Syria: Damascus – Umayyad Mosque (Revisited)

Umayyad Mosque is one of the oldest mosques in the world and is often considered Islam’s fourth holiest place. The mosque dates to the 7th century and the Arab conquest of Damascus when it was built on the site of an earlier Christian Basilica. And it is the prime jewel of the city, occupying its heart in the middle of the old town. The mosque is a giant complex of marble and stone with multiple domes and three different and dissimilar minarets built during the different eras in history. Minaret of the Bride is from the 9th century and was most likely build on top of a Roman monument or tower. The Minaret of Jesus from the 12th century is the tallest at 77m/253ft and is seen prominently from many points in the old city. It is here, according to Islam, that Jesus will return to fight the Antichrist. The third minaret – the Western Minaret – is from the 15th century and the time of Mamluks. The entire complex is surrounded by tall and thick stone walls and here and there are remnants of Roman arches and columns. Also outside the main walls is the Tomb of Saladin.

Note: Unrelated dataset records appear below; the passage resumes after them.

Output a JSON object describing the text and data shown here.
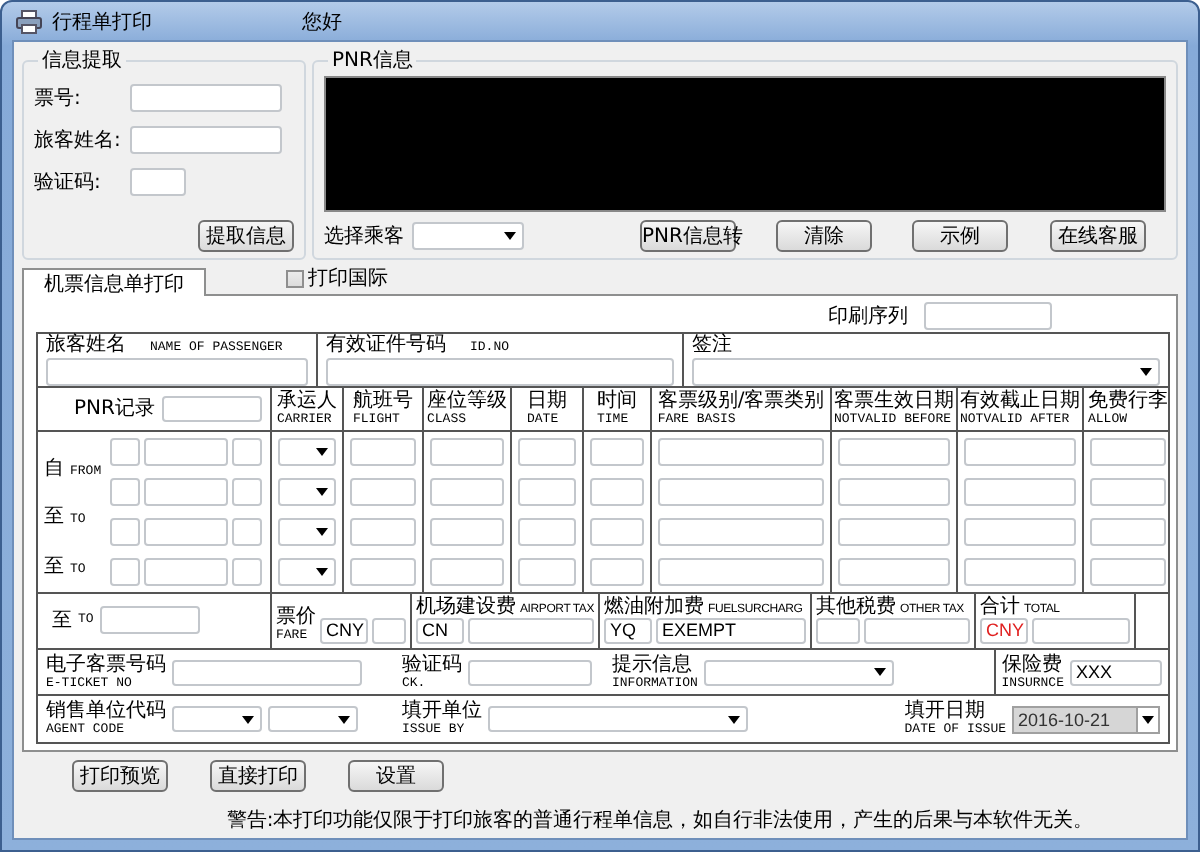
{
  "window": {
    "title": "行程单打印",
    "greeting": "您好"
  },
  "info_extract": {
    "title": "信息提取",
    "fields": [
      {
        "label": "票号:",
        "kind": "wide"
      },
      {
        "label": "旅客姓名:",
        "kind": "wide"
      },
      {
        "label": "验证码:",
        "kind": "short"
      }
    ],
    "button": "提取信息"
  },
  "pnr": {
    "title": "PNR信息",
    "passenger_label": "选择乘客",
    "buttons": [
      "PNR信息转",
      "清除",
      "示例",
      "在线客服"
    ]
  },
  "tabs": [
    {
      "label": "机票信息单打印",
      "selected": true
    }
  ],
  "print_international": {
    "label": "打印国际",
    "checked": false
  },
  "print_serial_label": "印刷序列",
  "passenger_row": [
    {
      "cn": "旅客姓名",
      "en": "NAME OF PASSENGER",
      "kind": "input"
    },
    {
      "cn": "有效证件号码",
      "en": "ID.NO",
      "kind": "input"
    },
    {
      "cn": "签注",
      "kind": "select"
    }
  ],
  "pnr_record": "PNR记录",
  "columns": [
    {
      "cn": "承运人",
      "en": "CARRIER",
      "kind": "select"
    },
    {
      "cn": "航班号",
      "en": "FLIGHT",
      "kind": "input"
    },
    {
      "cn": "座位等级",
      "en": "CLASS",
      "kind": "input"
    },
    {
      "cn": "日期",
      "en": "DATE",
      "kind": "input"
    },
    {
      "cn": "时间",
      "en": "TIME",
      "kind": "input"
    },
    {
      "cn": "客票级别/客票类别",
      "en": "FARE BASIS",
      "kind": "input"
    },
    {
      "cn": "客票生效日期",
      "en": "NOTVALID BEFORE",
      "kind": "input"
    },
    {
      "cn": "有效截止日期",
      "en": "NOTVALID AFTER",
      "kind": "input"
    },
    {
      "cn": "免费行李",
      "en": "ALLOW",
      "kind": "input"
    }
  ],
  "route_labels": [
    {
      "cn": "自",
      "en": "FROM"
    },
    {
      "cn": "至",
      "en": "TO"
    },
    {
      "cn": "至",
      "en": "TO"
    }
  ],
  "fare_row": {
    "route": {
      "cn": "至",
      "en": "TO"
    },
    "cells": [
      {
        "kind": "stacked",
        "cn": "票价",
        "en": "FARE",
        "code": "CNY",
        "color": "#000000"
      },
      {
        "kind": "inline",
        "cn": "机场建设费",
        "en": "AIRPORT TAX",
        "code": "CN",
        "color": "#000000"
      },
      {
        "kind": "inline",
        "cn": "燃油附加费",
        "en": "FUELSURCHARG",
        "code": "YQ",
        "color": "#000000",
        "value": "EXEMPT"
      },
      {
        "kind": "inline",
        "cn": "其他税费",
        "en": "OTHER TAX"
      },
      {
        "kind": "inline",
        "cn": "合计",
        "en": "TOTAL",
        "code": "CNY",
        "color": "#e02020"
      }
    ]
  },
  "ticket_row": [
    {
      "cn": "电子客票号码",
      "en": "E-TICKET NO",
      "kind": "input"
    },
    {
      "cn": "验证码",
      "en": "CK.",
      "kind": "input"
    },
    {
      "cn": "提示信息",
      "en": "INFORMATION",
      "kind": "select"
    },
    {
      "cn": "保险费",
      "en": "INSURNCE",
      "kind": "input",
      "value": "XXX"
    }
  ],
  "agent_row": [
    {
      "cn": "销售单位代码",
      "en": "AGENT CODE",
      "kind": "double_select"
    },
    {
      "cn": "填开单位",
      "en": "ISSUE BY",
      "kind": "select"
    },
    {
      "cn": "填开日期",
      "en": "DATE OF ISSUE",
      "kind": "date",
      "value": "2016-10-21",
      "disabled": true
    }
  ],
  "actions": [
    "打印预览",
    "直接打印",
    "设置"
  ],
  "warning": "警告:本打印功能仅限于打印旅客的普通行程单信息，如自行非法使用，产生的后果与本软件无关。"
}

The inside of the Umayyad Mosque consists of two grand areas – the colonnaded courtyard and the covered sanctuary or haram. The courtyard is surrounded by four arcades with Roman-like double arch columns. The wall and ceiling decorations are just surreal and mindblowing with absolutely stunning intricate details. You just walk there in absolute awe, stunned by the atmosphere and the views. The sanctuary has a totally different feel – dark and damp – you walk around on the carpets among the worshippers and toward the central shrine housing the remains of supposedly John the Baptist. It’s worth pointing out, that tourists are welcome into the mosque, unlike in many Islamic institutions in other countries.